Anyway, it is a very light gun. Light enough that you can easily carry it in a pocket without fear of it ripping out the fabric in a couple of weeks’ constant wear.
When I went looking for a replacement J-frame, the one thing I wanted this time was to have an exposed hammer. The 642 was great DA (double action), but I wanted the option of SA (single action) just in case. The trigger on the M&P 360 is great – classic S&W smooth, even pull, only a slight ‘staging’ just before the hammer breaks in DA mode. Cock the hammer back, and in SA mode it takes just little more than the slightest pressure to trip the hammer. Very nice.
The gun has the expected Smith & Wesson quality – it locks up tight, no play whatsoever to the cylinder. Materials are top notch.

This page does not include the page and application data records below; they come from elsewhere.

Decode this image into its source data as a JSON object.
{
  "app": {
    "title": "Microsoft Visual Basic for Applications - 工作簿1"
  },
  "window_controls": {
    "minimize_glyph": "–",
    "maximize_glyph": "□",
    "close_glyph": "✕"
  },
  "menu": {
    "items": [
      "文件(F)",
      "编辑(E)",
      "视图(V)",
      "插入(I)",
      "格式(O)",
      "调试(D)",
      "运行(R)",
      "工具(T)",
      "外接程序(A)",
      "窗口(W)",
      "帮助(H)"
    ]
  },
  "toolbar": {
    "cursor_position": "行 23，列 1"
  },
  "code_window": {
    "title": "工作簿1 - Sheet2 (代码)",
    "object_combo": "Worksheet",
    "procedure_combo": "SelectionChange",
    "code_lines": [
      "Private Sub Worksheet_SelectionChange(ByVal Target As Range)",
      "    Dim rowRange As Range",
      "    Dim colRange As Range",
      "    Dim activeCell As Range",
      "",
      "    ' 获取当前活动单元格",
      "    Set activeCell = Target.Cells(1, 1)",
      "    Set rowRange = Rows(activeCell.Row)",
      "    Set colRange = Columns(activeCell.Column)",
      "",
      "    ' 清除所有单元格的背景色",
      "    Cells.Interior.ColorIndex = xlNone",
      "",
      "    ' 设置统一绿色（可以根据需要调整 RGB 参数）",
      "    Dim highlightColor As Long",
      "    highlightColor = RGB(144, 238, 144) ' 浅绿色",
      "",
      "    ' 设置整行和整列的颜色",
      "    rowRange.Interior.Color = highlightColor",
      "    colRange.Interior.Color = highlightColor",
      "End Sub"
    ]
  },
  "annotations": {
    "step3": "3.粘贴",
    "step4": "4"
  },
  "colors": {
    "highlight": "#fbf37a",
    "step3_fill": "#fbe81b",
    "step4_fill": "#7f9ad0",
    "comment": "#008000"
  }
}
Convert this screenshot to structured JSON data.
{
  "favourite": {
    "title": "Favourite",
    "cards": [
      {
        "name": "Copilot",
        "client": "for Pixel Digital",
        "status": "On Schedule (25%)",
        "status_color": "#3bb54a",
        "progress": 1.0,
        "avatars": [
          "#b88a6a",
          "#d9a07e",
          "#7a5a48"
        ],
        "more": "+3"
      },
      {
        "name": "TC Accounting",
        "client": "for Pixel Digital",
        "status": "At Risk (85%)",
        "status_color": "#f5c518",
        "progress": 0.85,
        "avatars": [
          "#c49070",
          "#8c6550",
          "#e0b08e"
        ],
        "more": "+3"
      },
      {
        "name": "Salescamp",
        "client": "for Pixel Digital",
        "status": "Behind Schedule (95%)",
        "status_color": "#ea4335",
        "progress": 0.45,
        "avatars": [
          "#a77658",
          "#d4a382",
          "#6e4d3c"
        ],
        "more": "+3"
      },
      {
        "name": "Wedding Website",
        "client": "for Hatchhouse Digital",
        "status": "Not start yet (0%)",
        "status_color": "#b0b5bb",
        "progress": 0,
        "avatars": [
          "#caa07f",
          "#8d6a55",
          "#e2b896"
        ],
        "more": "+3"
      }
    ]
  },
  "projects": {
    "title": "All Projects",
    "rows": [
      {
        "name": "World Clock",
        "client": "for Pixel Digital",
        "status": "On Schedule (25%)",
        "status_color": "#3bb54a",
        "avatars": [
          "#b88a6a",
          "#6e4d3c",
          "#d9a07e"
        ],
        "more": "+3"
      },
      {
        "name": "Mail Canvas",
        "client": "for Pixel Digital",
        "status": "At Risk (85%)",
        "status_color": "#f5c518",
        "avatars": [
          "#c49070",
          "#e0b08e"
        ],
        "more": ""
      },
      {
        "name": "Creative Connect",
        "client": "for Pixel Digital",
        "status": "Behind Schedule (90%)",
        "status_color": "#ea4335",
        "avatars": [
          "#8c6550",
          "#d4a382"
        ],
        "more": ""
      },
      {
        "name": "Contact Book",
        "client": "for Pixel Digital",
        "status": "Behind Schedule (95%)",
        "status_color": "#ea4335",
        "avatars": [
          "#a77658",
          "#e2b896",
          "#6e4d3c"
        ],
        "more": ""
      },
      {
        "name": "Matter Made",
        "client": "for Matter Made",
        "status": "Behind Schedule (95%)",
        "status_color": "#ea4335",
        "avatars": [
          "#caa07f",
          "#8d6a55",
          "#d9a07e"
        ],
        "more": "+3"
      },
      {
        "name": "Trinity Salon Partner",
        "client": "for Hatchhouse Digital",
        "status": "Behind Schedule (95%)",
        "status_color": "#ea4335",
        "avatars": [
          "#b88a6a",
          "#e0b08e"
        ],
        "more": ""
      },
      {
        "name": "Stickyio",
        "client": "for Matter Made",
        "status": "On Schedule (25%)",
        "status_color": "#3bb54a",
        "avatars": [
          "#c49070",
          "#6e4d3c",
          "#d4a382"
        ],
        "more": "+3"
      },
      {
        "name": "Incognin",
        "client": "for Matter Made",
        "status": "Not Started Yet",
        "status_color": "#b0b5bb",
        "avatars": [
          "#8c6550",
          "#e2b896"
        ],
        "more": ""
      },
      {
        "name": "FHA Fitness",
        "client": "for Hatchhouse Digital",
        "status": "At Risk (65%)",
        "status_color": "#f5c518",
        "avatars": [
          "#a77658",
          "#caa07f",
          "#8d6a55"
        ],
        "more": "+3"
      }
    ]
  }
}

Fit and finish are excellent. This is Smith & Wesson at the top of their game.
The one thing about the M&P 360 I didn’t care for was that the front sight was just a flat black ramp. Right after I got mine, I painted the ramp with Day-Glo orange paint, which helps a great deal. But I see that the latest model now comes standard with a tritium front sight. This is a very nice improvement.
The M&P 360 is very lightweight, and so the recoil is significant even shooting .38 specials – and if you are recoil sensitive you should consider a model with a little more heft (the standard rubber boot grips do help). And you should know that while snub-nosed J-frame sized revolvers are commonly recommended for concealed-carry, it takes a lot of practice to master shooting such a small weapon accurately. But it can be done – I make tin cans jump at 25 yards regularly. It just takes practice.
We got in two of our best-selling Turkish imports from Landor Arms – the AR-style LND-117 shotgun and the bullpup BPX 902 – to give them a whirl on the range and see if the reliability could be paired with the affordable price.
Marlin once claimed their Model 39 as the eldest continually produced, shoulder-fired rifle of all time. Though that record ended when the Marlin brand was parted-off to Ruger, the rimfire world is anticipating a return of this classic.